# Information
+ + +

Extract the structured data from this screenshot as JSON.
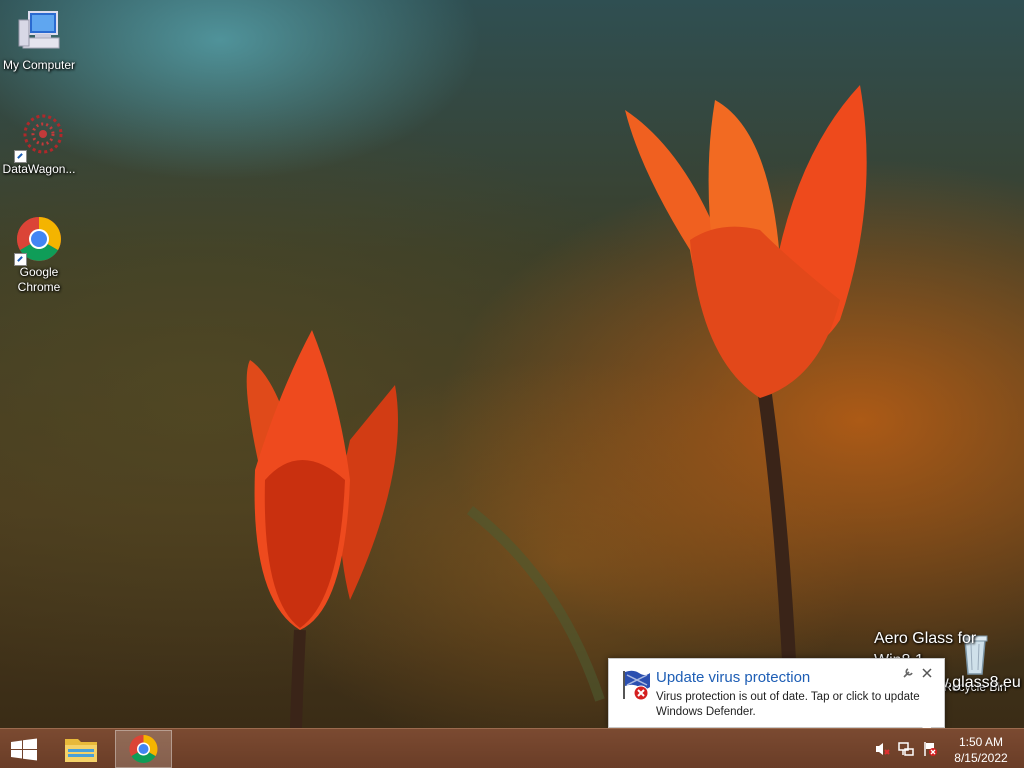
{
  "desktop": {
    "icons": [
      {
        "label": "My Computer",
        "icon": "computer-icon"
      },
      {
        "label": "DataWagon...",
        "icon": "datawagon-icon"
      },
      {
        "label": "Google Chrome",
        "icon": "chrome-icon"
      },
      {
        "label": "Recycle Bin",
        "icon": "recycle-bin-icon"
      }
    ],
    "watermark": {
      "line1": "Aero Glass for Win8.1",
      "line2": "http://www.glass8.eu"
    }
  },
  "notification": {
    "title": "Update virus protection",
    "body": "Virus protection is out of date. Tap or click to update Windows Defender.",
    "icon": "defender-warning-icon",
    "title_color": "#1e5eb5"
  },
  "taskbar": {
    "start_icon": "windows-start-icon",
    "pinned": [
      {
        "icon": "file-explorer-icon",
        "active": false
      },
      {
        "icon": "chrome-icon",
        "active": true
      }
    ],
    "tray": [
      {
        "icon": "speaker-muted-icon"
      },
      {
        "icon": "network-icon"
      },
      {
        "icon": "action-center-error-icon"
      }
    ],
    "clock": {
      "time": "1:50 AM",
      "date": "8/15/2022"
    },
    "color": "#6f4129"
  }
}
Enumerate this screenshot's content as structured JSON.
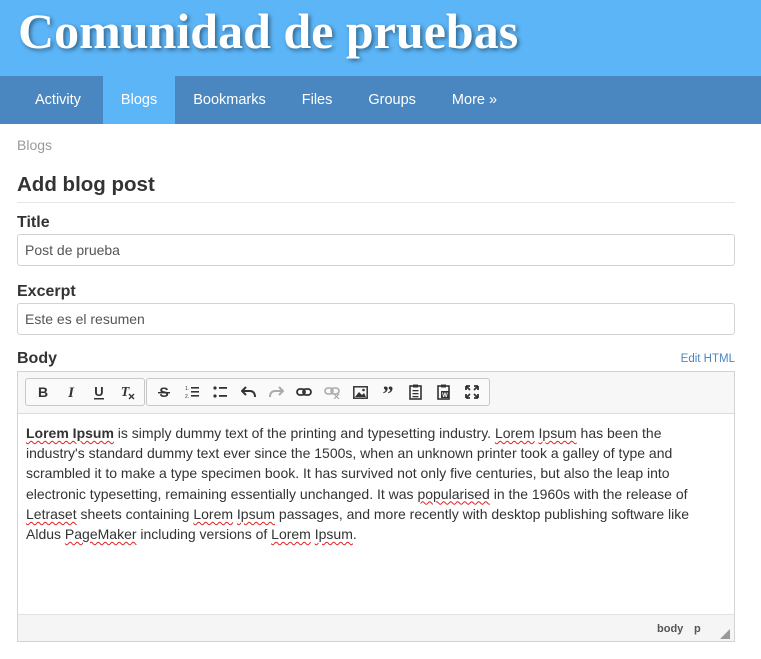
{
  "site": {
    "title": "Comunidad de pruebas"
  },
  "nav": {
    "items": [
      "Activity",
      "Blogs",
      "Bookmarks",
      "Files",
      "Groups",
      "More »"
    ],
    "active": "Blogs"
  },
  "breadcrumb": "Blogs",
  "page_title": "Add blog post",
  "form": {
    "title": {
      "label": "Title",
      "value": "Post de prueba"
    },
    "excerpt": {
      "label": "Excerpt",
      "value": "Este es el resumen"
    },
    "body": {
      "label": "Body",
      "edit_html": "Edit HTML",
      "toolbar_icons": [
        "bold-icon",
        "italic-icon",
        "underline-icon",
        "remove-format-icon",
        "strikethrough-icon",
        "numbered-list-icon",
        "bulleted-list-icon",
        "undo-icon",
        "redo-icon",
        "link-icon",
        "unlink-icon",
        "image-icon",
        "blockquote-icon",
        "paste-icon",
        "paste-from-word-icon",
        "maximize-icon"
      ],
      "content": {
        "s0": "Lorem Ipsum",
        "s1": " is simply dummy text of the printing and typesetting industry. ",
        "s2": "Lorem",
        "s3": " ",
        "s4": "Ipsum",
        "s5": " has been the industry's standard dummy text ever since the 1500s, when an unknown printer took a galley of type and scrambled it to make a type specimen book. It has survived not only five centuries, but also the leap into electronic typesetting, remaining essentially unchanged. It was ",
        "s6": "popularised",
        "s7": " in the 1960s with the release of ",
        "s8": "Letraset",
        "s9": " sheets containing ",
        "s10": "Lorem",
        "s11": " ",
        "s12": "Ipsum",
        "s13": " passages, and more recently with desktop publishing software like Aldus ",
        "s14": "PageMaker",
        "s15": " including versions of ",
        "s16": "Lorem",
        "s17": " ",
        "s18": "Ipsum",
        "s19": "."
      },
      "status_path": [
        "body",
        "p"
      ]
    }
  },
  "colors": {
    "header_bg": "#5cb5f7",
    "nav_bg": "#4a87c0",
    "nav_active": "#5cb5f7",
    "link": "#4a87c0",
    "spellcheck": "#e02020"
  }
}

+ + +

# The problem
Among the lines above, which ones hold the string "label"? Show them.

# Problem solution
        "label": "My Computer",
        "label": "DataWagon...",
        "label": "Google Chrome",
        "label": "Recycle Bin",
      "label": "Title",
      "label": "Excerpt",
      "label": "Body",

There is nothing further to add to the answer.